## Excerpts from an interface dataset
_ _ _ _

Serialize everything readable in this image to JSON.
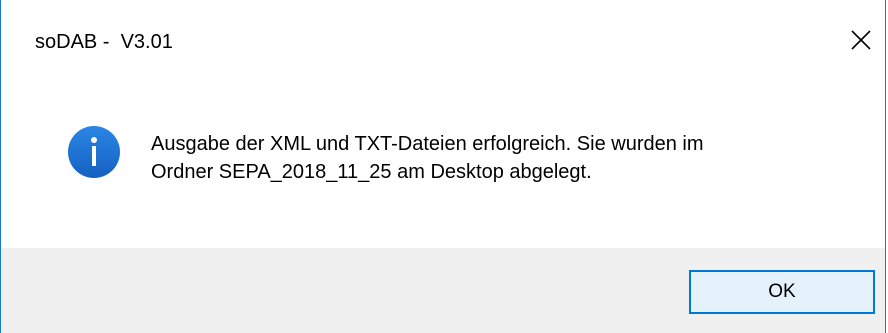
{
  "window": {
    "title": "soDAB -  V3.01",
    "close_icon": "close-icon"
  },
  "dialog": {
    "icon": "info-icon",
    "message_line1": "Ausgabe der XML und TXT-Dateien erfolgreich. Sie wurden im",
    "message_line2": "Ordner SEPA_2018_11_25 am Desktop abgelegt."
  },
  "buttons": {
    "ok_label": "OK"
  },
  "colors": {
    "accent": "#0078d7",
    "info_icon_fill": "#1a6fcf",
    "footer_bg": "#f0f0f0",
    "window_border": "#1979ca"
  }
}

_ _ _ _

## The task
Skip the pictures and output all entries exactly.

## Answer to this task
Serialize everything readable in this image to JSON.
{
  "window": {
    "title": "soDAB -  V3.01",
    "close_icon": "close-icon"
  },
  "dialog": {
    "icon": "info-icon",
    "message_line1": "Ausgabe der XML und TXT-Dateien erfolgreich. Sie wurden im",
    "message_line2": "Ordner SEPA_2018_11_25 am Desktop abgelegt."
  },
  "buttons": {
    "ok_label": "OK"
  },
  "colors": {
    "accent": "#0078d7",
    "info_icon_fill": "#1a6fcf",
    "footer_bg": "#f0f0f0",
    "window_border": "#1979ca"
  }
}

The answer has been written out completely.